home > publications > review > no.42 > eu  

European Union

Culturelink review, no.42/April 2004 - contents - imprint - archive

Report on the Culture 2000 Programme

Evaluation and Recommendations

The Culture 2000 Framework Programme is the key vehicle through which the EU can express its cultural policy. During 2003 an extensive evaluation exercise was undertaken, the results of which are soon to be published in a recommendation document by the Commission.

After almost four years of existence, the programme is facing criticisms on its design and implementation. The European Forum for the Arts and Heritage (EFAH) has prepared an evaluation overview to highlight the opinions and needs of the cultural operators.

Taking stock of existing assessments and of the experience of its members, EFAH drafted an analysis of the framework programme Culture 2000. The strengths and weakness are equally addressed in order to ensure a better understanding of the needs and expectations of the cultural sector when the EU comes to drafting a new programme for 2007-2011.

The following is the Executive Summary of the Report:

This report responds to a call from the European Union to reflect constructively on how the European Parliament and the European Commission (DG EAC) might make more effective use of culture in the design and implementation of European programmes. The European Forum for the Arts and Heritage (EFAH) fully supports the DG EAC in its aspiration to help generate greater European cultural co-operation.

The cultural sector throughout Europe is disappointed with the EU's general failure over more than a decade to take sufficient advantage of the wide-ranging competence it secured under Article 151 of the Treaty of Union. In particular, after more than a decade, important aspects of clause 151.4 have yet to be addressed seriously and the Community has an unrealised role to play.

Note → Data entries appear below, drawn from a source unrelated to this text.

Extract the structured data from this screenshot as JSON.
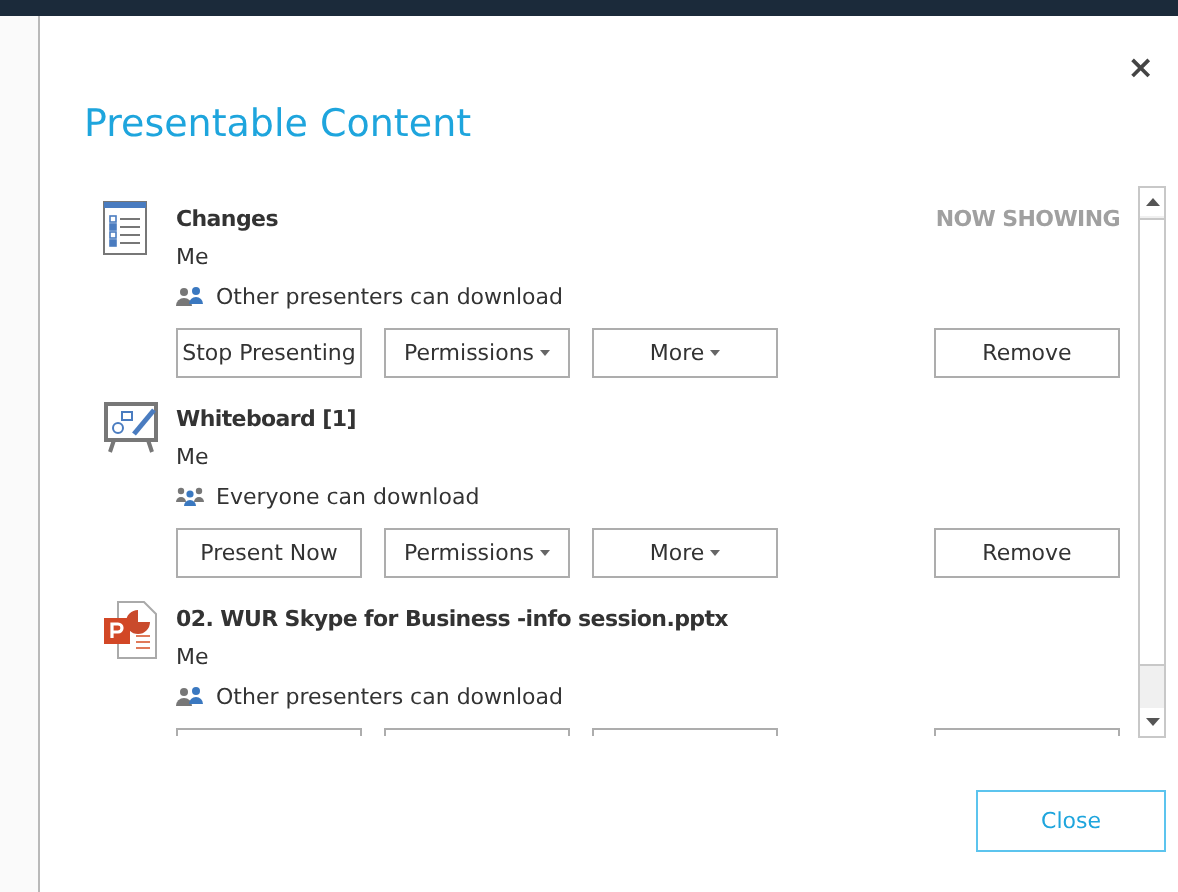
{
  "dialog": {
    "title": "Presentable Content",
    "close_glyph": "×"
  },
  "items": [
    {
      "kind": "list",
      "title": "Changes",
      "owner": "Me",
      "permission": {
        "kind": "presenters",
        "text": "Other presenters can download"
      },
      "status": "NOW SHOWING",
      "buttons": [
        {
          "label": "Stop Presenting",
          "dropdown": false
        },
        {
          "label": "Permissions",
          "dropdown": true
        },
        {
          "label": "More",
          "dropdown": true
        }
      ],
      "remove": "Remove",
      "buttons_clipped": false
    },
    {
      "kind": "whiteboard",
      "title": "Whiteboard [1]",
      "owner": "Me",
      "permission": {
        "kind": "everyone",
        "text": "Everyone can download"
      },
      "buttons": [
        {
          "label": "Present Now",
          "dropdown": false
        },
        {
          "label": "Permissions",
          "dropdown": true
        },
        {
          "label": "More",
          "dropdown": true
        }
      ],
      "remove": "Remove",
      "buttons_clipped": false
    },
    {
      "kind": "powerpoint",
      "title": "02. WUR Skype for Business -info session.pptx",
      "owner": "Me",
      "permission": {
        "kind": "presenters",
        "text": "Other presenters can download"
      },
      "buttons_clipped": true
    }
  ],
  "footer": {
    "close": "Close"
  }
}
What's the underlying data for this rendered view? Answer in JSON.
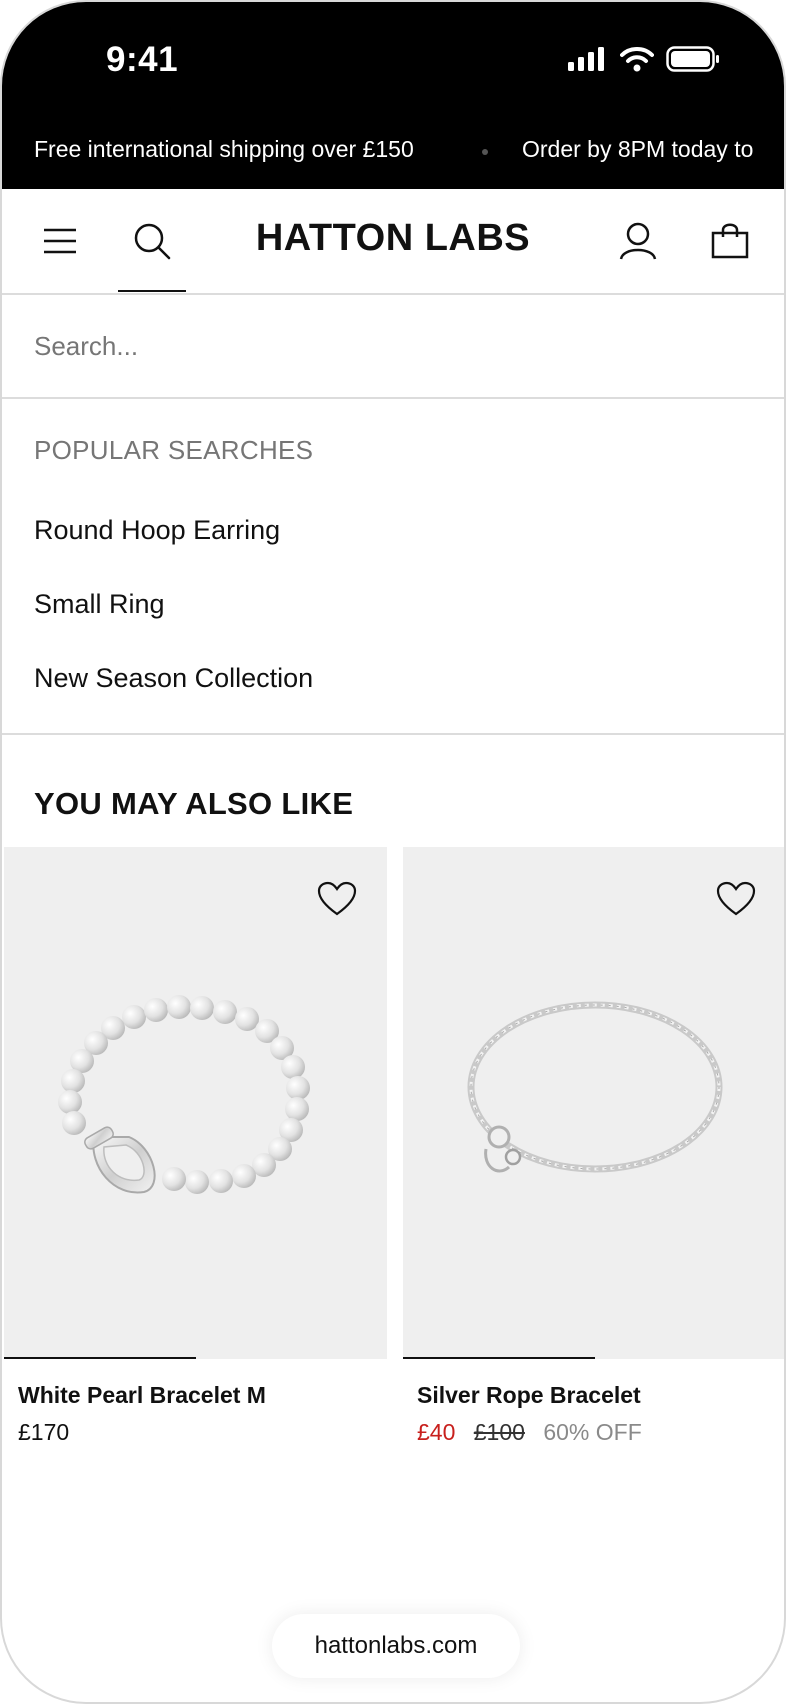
{
  "status_bar": {
    "time": "9:41"
  },
  "promo": {
    "items": [
      "Free international shipping over £150",
      "Order by 8PM today to"
    ]
  },
  "header": {
    "brand": "HATTON LABS",
    "icons": [
      "menu-icon",
      "search-icon",
      "account-icon",
      "bag-icon"
    ]
  },
  "search": {
    "placeholder": "Search...",
    "value": ""
  },
  "popular": {
    "heading": "POPULAR SEARCHES",
    "items": [
      "Round Hoop Earring",
      "Small Ring",
      "New Season Collection"
    ]
  },
  "recommendations": {
    "heading": "YOU MAY ALSO LIKE",
    "products": [
      {
        "name": "White Pearl Bracelet M",
        "price": "£170",
        "gallery_progress": 0.5
      },
      {
        "name": "Silver Rope Bracelet",
        "sale_price": "£40",
        "original_price": "£100",
        "discount": "60% OFF",
        "gallery_progress": 0.5
      }
    ]
  },
  "browser": {
    "url": "hattonlabs.com"
  },
  "colors": {
    "sale": "#c8201d",
    "muted": "#767676",
    "image_bg": "#efefef"
  }
}
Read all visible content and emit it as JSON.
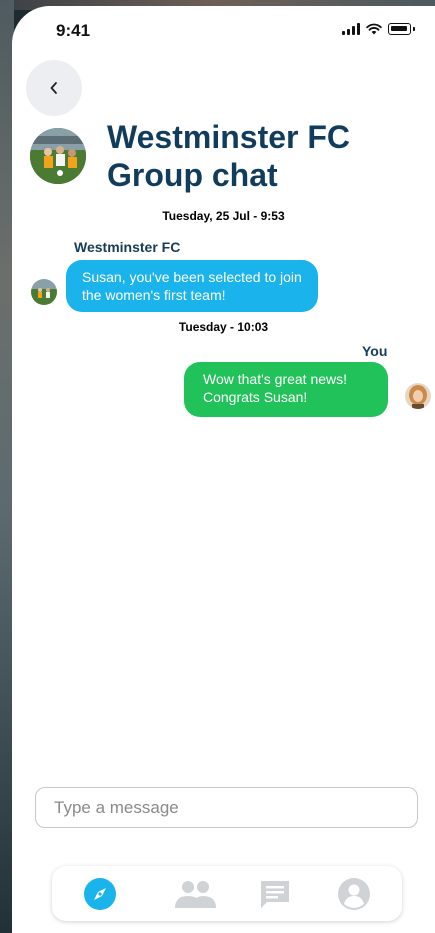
{
  "status_bar": {
    "time": "9:41"
  },
  "chat": {
    "title": "Westminster FC Group chat",
    "messages": [
      {
        "timestamp": "Tuesday, 25 Jul - 9:53",
        "sender": "Westminster FC",
        "text": "Susan, you've been selected to join the women's first team!",
        "direction": "incoming"
      },
      {
        "timestamp": "Tuesday - 10:03",
        "sender": "You",
        "text": "Wow that's great news! Congrats Susan!",
        "direction": "outgoing"
      }
    ]
  },
  "composer": {
    "placeholder": "Type a message"
  },
  "tabs": [
    {
      "icon": "compass-icon",
      "active": true
    },
    {
      "icon": "people-icon",
      "active": false
    },
    {
      "icon": "chat-icon",
      "active": false
    },
    {
      "icon": "profile-icon",
      "active": false
    }
  ],
  "colors": {
    "title": "#123c5c",
    "incoming_bubble": "#1ab3ec",
    "outgoing_bubble": "#22c25a",
    "active_tab": "#1ab3ec",
    "inactive_tab": "#d0d3d6"
  }
}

EFAH is in favour of maintaining a broad framework programme with concise and limited priorities, and matching the objectives to the budgetary constraints. The concept of the European added value is one of the key criteria for the selection of cultural projects in Culture 2000. This is widely supported.

In view of the growing importance of culture for European societies, and in order to achieve a better balance between the economic and cultural aspects of the Community, the existence of such a cultural funding programme as Culture 2000 is essential for cultural operations in a European context. Transnational projects are often very difficult to finance with national, regional or local funds. Culture 2000 is the only programme for trans-European artistic and cultural projects and networks. It plays a vital role in supporting a constructive interpretation of the principle of subsidiarity. However, in spite of its relevance and strengths, the programme has been repeatedly criticised for its derisory budget, its opaque objectives, inadequate management and lack of evaluation. The chronic under-funding may be seen as a reflection of the varying levels of interest on the part of the Member States. Culture 2000 may be seen as overly ambitious in the light of its objectives and the resources at its disposal.

The choice of annual themes does not take account of an interdisciplinary approach in contemporary cultural practice and unduly restricts the field of co-operation and activity for cultural operators. The financial requirements are not realistic for small cultural organizations, yet it is often in the smaller, innovative initiatives that new practice needing support is taking place. The flexibility of artistic projects is incompatible with the rigid financial regulations of the Community. Payment schedules do not recognise, let alone comprehend, the day-to-day realities of the sector.

The broad recommendations are as follows:

The programme must ensure, as a priority, that it receives adequate funds and competent staffing to implement its actions.

There is a clear need to avoid delays in publication of calls for tender, in notification of selected projects and in prompt payment.

There is a need to reform the role and function of the board of experts charged with the selection of projects.

There is a need for improved dialogue and co-operation between the European institutions and cultural operators.

The role of cultural networks and platforms for cultural co-operation should be extended and strengthened.

A European Cultural Observatory should be set up to monitor co-operation, exchange information and co-ordinate policy between the Member States and the Community.

Valuable lessons about the design, evaluation, methodology, management and transparency must be learned and absorbed if any new programme is to be user-friendly and effective.

The EFAH Report on the Culture 2000 Programme is available at http://www.efah.org/en/policy_development/culture_2000/pdfculture/